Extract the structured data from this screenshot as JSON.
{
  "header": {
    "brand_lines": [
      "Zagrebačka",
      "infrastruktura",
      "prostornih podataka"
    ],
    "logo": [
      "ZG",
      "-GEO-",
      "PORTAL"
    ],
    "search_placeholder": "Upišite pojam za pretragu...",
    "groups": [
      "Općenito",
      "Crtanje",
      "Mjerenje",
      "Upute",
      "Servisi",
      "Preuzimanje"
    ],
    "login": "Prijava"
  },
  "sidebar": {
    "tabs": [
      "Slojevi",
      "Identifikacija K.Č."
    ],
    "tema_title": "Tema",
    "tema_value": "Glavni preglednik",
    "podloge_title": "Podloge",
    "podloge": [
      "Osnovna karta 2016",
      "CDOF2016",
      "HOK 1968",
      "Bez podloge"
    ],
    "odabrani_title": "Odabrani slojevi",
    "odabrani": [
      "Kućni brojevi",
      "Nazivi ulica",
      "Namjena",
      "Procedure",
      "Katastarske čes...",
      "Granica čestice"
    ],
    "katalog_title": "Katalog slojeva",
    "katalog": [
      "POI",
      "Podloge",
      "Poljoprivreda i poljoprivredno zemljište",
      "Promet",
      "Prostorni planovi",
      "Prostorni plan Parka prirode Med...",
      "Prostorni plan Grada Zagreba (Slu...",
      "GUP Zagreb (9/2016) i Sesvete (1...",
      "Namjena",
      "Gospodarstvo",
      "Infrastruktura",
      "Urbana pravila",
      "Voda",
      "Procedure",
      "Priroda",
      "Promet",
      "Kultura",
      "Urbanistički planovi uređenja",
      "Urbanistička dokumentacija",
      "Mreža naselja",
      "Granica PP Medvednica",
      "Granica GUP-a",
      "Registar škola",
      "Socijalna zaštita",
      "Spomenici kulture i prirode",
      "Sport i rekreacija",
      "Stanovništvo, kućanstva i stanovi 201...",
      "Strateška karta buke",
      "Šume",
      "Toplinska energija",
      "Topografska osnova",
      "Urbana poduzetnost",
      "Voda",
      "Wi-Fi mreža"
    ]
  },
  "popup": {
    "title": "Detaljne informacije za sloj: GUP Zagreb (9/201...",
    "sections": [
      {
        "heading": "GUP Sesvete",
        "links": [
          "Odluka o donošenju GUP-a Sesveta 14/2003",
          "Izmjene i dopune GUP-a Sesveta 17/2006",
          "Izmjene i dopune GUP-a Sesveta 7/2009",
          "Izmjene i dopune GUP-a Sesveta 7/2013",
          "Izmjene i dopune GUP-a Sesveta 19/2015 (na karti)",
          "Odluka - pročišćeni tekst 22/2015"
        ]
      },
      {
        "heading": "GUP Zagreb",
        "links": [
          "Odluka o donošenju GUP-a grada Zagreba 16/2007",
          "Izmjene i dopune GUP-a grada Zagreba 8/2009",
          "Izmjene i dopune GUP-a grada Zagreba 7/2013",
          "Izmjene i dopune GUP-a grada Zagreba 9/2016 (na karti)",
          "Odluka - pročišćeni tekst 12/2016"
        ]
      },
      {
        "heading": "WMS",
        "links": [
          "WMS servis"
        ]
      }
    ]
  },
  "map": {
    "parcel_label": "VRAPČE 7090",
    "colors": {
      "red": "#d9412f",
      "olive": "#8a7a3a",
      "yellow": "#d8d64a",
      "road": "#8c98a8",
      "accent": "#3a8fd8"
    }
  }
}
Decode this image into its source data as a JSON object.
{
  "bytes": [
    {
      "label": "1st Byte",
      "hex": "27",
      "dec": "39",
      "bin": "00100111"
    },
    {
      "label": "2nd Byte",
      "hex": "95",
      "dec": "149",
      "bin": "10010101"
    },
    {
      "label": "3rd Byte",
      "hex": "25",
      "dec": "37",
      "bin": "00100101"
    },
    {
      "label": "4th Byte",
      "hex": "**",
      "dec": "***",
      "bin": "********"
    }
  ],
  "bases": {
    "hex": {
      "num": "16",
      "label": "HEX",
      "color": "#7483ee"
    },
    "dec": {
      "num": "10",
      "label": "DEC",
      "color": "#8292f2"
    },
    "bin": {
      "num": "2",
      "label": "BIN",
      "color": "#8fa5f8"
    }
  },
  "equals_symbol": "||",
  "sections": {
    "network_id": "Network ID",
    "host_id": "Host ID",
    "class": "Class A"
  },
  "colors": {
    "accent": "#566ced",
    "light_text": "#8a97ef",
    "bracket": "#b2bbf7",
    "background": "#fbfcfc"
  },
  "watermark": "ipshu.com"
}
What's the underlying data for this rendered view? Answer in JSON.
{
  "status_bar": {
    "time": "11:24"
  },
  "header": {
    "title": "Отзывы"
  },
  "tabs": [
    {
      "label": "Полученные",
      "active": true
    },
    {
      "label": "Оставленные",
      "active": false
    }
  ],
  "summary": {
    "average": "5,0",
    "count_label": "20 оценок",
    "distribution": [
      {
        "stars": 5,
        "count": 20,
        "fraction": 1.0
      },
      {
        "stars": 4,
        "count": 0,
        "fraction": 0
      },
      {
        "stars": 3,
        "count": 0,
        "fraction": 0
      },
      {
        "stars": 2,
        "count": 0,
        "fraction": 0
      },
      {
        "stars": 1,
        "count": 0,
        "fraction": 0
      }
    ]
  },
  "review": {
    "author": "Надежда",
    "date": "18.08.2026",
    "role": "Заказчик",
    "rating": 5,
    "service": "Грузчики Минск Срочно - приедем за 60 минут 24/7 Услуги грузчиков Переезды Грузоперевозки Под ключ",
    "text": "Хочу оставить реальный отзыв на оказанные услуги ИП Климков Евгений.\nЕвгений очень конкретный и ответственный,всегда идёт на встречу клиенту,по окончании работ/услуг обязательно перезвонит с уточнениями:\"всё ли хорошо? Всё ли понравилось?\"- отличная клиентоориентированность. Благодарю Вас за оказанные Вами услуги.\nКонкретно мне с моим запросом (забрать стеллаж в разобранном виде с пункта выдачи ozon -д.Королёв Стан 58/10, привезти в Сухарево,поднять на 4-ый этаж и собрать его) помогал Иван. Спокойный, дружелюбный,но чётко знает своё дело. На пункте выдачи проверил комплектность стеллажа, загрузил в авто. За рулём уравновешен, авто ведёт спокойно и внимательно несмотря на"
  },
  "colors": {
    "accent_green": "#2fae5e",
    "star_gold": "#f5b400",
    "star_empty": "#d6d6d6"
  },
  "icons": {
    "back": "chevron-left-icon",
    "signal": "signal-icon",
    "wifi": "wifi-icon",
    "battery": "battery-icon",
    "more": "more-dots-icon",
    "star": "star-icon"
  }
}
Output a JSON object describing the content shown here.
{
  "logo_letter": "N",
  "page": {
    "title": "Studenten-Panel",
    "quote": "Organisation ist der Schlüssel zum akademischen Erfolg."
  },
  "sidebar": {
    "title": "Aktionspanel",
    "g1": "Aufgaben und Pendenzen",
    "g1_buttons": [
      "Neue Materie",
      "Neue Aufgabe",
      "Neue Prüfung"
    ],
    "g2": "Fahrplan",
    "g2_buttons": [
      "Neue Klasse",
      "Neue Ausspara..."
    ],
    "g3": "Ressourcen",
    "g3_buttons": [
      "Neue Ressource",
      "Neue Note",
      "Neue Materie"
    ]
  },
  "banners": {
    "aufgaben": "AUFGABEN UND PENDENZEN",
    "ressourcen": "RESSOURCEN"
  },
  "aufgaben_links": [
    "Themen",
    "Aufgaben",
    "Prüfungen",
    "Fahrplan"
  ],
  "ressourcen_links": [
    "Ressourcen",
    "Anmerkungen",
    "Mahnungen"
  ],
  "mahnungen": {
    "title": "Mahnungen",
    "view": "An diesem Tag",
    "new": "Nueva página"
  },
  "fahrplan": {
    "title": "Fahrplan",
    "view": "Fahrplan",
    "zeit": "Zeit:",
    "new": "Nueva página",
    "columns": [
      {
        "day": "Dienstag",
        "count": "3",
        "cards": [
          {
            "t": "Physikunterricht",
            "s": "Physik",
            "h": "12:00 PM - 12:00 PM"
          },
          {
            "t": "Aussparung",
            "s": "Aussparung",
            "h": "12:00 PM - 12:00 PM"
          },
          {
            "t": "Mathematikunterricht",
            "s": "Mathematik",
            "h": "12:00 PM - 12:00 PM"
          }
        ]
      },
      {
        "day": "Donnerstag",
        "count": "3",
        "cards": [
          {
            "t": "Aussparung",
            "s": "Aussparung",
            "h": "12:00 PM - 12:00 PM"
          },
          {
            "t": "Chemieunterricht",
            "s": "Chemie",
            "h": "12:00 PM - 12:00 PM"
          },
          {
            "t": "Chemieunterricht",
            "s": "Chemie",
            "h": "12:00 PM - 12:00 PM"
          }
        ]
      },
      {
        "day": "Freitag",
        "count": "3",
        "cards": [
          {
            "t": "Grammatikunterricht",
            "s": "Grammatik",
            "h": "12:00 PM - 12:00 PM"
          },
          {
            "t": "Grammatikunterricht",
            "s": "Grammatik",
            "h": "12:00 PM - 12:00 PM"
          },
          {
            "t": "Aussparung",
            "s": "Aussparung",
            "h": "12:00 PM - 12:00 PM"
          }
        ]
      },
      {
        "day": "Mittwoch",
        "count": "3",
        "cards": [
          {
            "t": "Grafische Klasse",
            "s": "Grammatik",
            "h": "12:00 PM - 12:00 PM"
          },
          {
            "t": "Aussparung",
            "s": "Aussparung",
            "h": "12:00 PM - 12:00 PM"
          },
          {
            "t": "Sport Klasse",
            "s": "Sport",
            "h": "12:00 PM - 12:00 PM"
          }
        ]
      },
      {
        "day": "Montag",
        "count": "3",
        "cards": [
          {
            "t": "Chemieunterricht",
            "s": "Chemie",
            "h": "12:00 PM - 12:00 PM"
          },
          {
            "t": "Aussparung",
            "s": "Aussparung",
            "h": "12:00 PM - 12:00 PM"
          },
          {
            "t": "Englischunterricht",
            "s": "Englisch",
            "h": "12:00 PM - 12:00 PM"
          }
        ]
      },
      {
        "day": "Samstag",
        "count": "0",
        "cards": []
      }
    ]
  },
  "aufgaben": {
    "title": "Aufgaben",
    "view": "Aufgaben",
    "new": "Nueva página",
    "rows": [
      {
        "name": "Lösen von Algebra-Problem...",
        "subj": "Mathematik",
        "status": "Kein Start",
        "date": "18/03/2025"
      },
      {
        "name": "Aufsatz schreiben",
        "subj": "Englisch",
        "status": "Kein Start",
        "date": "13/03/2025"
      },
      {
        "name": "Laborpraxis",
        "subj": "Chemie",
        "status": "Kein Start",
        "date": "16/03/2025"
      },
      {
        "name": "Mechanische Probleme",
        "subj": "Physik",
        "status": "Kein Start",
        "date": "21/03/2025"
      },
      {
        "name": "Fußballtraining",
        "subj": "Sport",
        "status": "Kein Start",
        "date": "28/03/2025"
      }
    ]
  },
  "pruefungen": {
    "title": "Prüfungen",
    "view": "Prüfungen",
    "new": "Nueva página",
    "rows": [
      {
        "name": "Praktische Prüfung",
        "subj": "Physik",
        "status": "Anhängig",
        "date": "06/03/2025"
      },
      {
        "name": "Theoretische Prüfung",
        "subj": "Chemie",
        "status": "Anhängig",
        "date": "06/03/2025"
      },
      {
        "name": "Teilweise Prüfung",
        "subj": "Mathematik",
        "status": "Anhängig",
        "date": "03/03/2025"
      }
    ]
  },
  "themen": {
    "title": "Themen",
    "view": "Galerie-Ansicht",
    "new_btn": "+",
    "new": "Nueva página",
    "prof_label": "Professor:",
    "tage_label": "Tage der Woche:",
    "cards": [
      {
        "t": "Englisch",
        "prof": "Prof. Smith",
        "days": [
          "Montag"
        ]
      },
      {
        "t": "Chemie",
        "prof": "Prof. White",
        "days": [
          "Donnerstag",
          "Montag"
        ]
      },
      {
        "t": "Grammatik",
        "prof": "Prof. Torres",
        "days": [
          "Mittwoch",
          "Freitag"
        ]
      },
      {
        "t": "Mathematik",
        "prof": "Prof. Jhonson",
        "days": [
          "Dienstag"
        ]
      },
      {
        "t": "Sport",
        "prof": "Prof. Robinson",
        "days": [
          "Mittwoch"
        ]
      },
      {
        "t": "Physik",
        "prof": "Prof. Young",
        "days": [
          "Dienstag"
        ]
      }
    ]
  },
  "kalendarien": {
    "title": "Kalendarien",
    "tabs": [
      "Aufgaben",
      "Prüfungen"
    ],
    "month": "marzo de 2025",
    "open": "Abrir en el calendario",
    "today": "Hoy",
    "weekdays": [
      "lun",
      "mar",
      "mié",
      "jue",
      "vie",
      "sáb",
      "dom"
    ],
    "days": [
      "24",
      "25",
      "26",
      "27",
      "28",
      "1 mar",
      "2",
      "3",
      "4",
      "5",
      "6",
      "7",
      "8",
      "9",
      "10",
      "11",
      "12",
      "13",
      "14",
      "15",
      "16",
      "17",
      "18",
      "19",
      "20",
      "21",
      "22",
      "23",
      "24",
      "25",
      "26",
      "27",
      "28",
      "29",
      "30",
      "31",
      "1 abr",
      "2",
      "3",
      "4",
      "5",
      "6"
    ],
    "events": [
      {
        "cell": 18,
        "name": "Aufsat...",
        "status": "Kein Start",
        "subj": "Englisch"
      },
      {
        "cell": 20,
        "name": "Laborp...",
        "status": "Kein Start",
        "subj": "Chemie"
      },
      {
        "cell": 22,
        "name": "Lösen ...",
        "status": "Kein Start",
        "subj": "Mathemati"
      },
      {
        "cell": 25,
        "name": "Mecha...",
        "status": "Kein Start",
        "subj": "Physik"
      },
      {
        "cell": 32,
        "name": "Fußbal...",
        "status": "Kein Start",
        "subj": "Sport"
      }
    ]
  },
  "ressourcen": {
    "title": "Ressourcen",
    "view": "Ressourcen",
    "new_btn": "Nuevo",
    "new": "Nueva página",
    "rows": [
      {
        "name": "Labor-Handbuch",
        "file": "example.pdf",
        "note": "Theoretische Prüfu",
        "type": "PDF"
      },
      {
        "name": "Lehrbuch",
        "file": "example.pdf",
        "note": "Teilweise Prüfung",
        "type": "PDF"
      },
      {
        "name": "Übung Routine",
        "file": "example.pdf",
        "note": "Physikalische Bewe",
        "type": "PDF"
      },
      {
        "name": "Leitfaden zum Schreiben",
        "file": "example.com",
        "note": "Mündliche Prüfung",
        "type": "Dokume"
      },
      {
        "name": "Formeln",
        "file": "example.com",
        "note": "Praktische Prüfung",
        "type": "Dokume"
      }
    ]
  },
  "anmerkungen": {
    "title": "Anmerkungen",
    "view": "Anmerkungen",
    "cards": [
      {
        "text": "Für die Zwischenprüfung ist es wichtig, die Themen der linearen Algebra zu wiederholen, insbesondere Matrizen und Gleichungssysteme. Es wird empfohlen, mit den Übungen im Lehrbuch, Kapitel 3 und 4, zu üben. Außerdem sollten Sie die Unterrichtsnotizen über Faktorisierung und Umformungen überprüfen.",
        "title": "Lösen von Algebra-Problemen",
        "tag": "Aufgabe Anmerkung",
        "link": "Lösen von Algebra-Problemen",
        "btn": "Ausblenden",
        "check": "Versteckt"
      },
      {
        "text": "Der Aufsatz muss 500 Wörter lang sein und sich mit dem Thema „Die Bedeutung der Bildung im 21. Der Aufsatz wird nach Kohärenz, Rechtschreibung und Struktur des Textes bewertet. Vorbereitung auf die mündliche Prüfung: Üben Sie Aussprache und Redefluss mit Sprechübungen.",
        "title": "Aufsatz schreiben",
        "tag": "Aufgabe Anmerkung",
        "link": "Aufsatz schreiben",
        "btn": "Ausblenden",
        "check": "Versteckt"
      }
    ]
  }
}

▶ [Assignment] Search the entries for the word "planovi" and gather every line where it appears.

▶ [Your solution]
      "Prostorni planovi",
      "Urbanistički planovi uređenja",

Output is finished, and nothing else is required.